PROVIDED ENTRIES section start
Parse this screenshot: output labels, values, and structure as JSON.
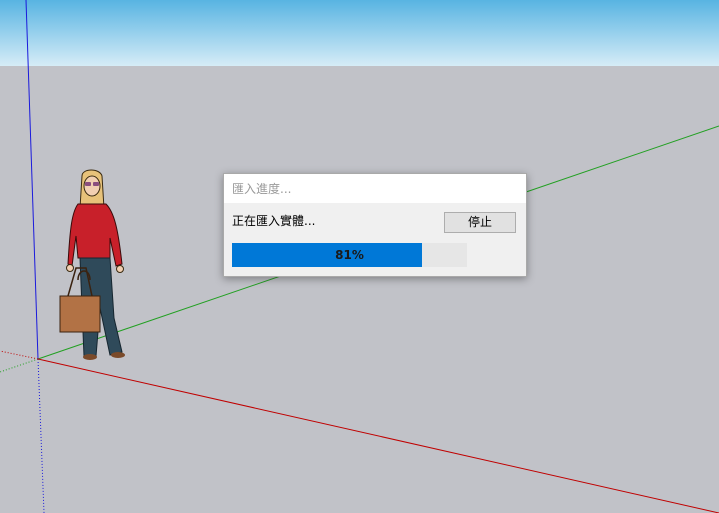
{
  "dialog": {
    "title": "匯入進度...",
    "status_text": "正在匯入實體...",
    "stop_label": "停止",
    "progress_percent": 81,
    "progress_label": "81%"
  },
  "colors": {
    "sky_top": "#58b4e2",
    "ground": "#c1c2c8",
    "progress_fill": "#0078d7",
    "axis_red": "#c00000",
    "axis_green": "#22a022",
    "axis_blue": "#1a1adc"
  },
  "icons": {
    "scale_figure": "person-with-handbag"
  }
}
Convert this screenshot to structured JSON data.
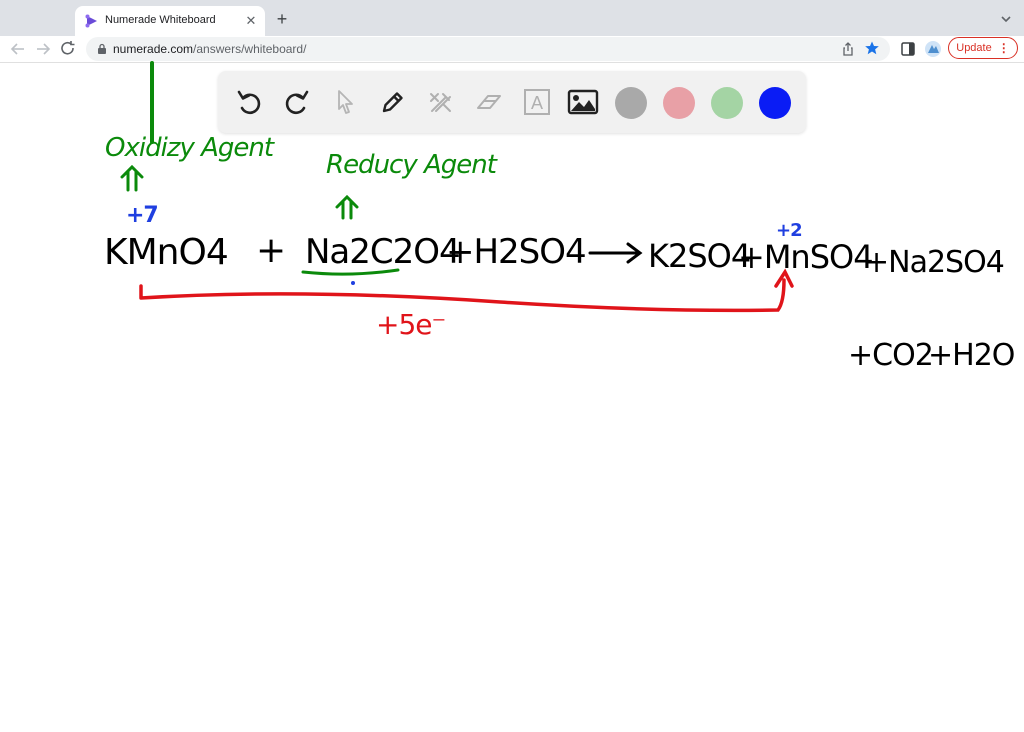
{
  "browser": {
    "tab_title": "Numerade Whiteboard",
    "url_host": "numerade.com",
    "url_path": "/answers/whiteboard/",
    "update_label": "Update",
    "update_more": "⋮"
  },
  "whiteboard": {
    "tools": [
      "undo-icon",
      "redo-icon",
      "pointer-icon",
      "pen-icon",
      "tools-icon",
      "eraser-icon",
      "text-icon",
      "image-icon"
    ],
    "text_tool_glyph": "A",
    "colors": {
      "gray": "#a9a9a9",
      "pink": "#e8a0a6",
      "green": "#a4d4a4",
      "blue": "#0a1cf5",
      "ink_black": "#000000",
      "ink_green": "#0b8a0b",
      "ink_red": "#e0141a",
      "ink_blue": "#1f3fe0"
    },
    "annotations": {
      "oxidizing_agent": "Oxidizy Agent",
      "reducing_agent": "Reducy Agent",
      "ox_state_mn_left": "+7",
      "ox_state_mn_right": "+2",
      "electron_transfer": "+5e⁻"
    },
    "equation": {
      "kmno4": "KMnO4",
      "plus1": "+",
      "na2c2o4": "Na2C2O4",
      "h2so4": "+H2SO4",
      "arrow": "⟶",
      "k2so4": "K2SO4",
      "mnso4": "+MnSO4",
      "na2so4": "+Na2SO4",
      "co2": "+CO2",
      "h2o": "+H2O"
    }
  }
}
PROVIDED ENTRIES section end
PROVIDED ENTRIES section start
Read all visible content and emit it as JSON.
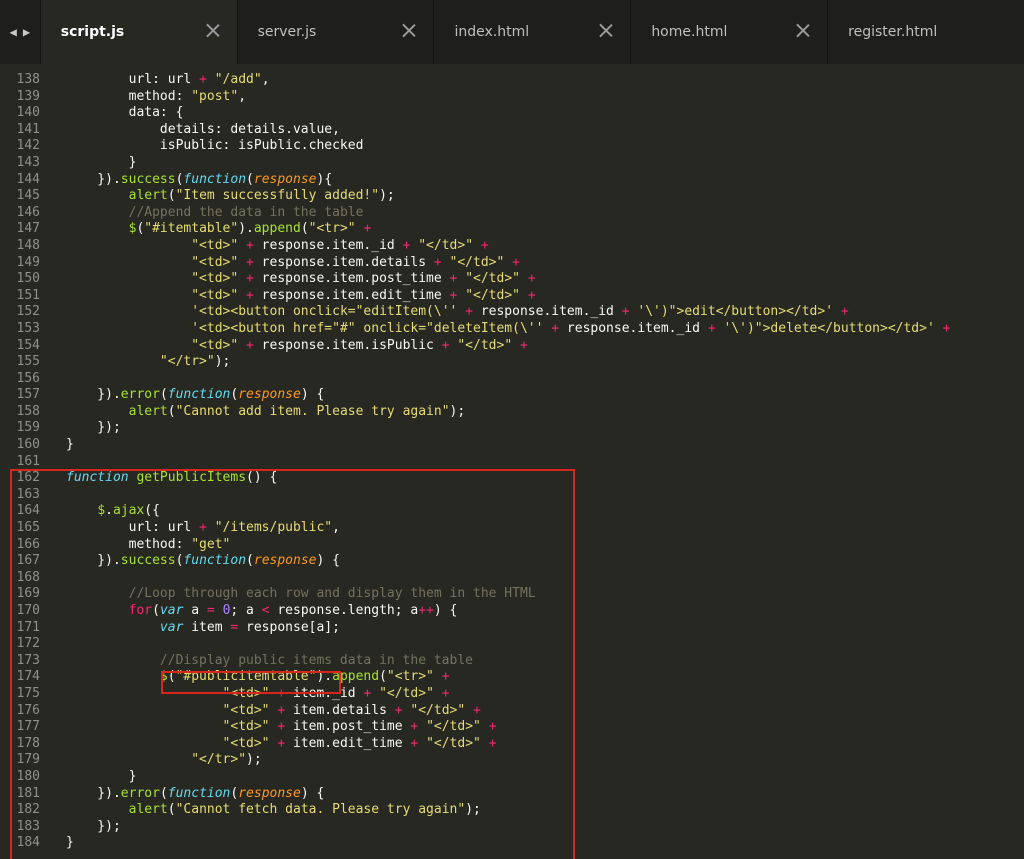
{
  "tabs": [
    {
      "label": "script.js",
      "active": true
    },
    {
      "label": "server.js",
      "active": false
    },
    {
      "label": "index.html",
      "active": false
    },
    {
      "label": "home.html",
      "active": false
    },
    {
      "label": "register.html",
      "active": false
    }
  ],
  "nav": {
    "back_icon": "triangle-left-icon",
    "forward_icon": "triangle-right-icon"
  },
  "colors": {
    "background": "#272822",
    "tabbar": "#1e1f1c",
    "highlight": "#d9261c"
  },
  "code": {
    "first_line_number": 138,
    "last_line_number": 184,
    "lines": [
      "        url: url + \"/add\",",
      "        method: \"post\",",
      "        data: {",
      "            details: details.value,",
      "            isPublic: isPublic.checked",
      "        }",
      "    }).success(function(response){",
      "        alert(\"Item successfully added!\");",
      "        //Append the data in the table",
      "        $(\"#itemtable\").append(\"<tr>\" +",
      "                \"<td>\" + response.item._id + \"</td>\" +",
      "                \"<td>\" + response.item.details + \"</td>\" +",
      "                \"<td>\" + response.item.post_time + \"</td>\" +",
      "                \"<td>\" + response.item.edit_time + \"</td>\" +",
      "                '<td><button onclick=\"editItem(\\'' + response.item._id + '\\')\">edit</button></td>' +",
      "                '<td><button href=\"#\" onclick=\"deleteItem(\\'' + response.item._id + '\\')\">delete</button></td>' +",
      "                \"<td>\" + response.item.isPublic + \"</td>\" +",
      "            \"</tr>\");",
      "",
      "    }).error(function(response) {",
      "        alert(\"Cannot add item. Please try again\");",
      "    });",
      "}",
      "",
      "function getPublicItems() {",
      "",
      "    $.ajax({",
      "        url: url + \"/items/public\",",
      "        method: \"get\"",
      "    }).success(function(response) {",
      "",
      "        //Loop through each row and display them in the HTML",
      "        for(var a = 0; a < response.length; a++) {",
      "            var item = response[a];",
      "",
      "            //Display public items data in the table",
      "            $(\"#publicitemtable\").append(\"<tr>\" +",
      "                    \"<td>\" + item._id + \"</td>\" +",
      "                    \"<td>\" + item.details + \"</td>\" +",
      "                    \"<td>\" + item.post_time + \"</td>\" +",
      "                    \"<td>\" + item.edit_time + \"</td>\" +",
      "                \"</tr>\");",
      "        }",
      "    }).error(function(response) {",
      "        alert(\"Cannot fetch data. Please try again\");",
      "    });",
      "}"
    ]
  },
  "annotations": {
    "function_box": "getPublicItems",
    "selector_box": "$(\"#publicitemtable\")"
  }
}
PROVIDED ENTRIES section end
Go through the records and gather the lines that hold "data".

EXERCISE OUTPUT –
Convert this screenshot to structured JSON data.
      "        data: {",
      "        //Append the data in the table",
      "            //Display public items data in the table",
      "        alert(\"Cannot fetch data. Please try again\");",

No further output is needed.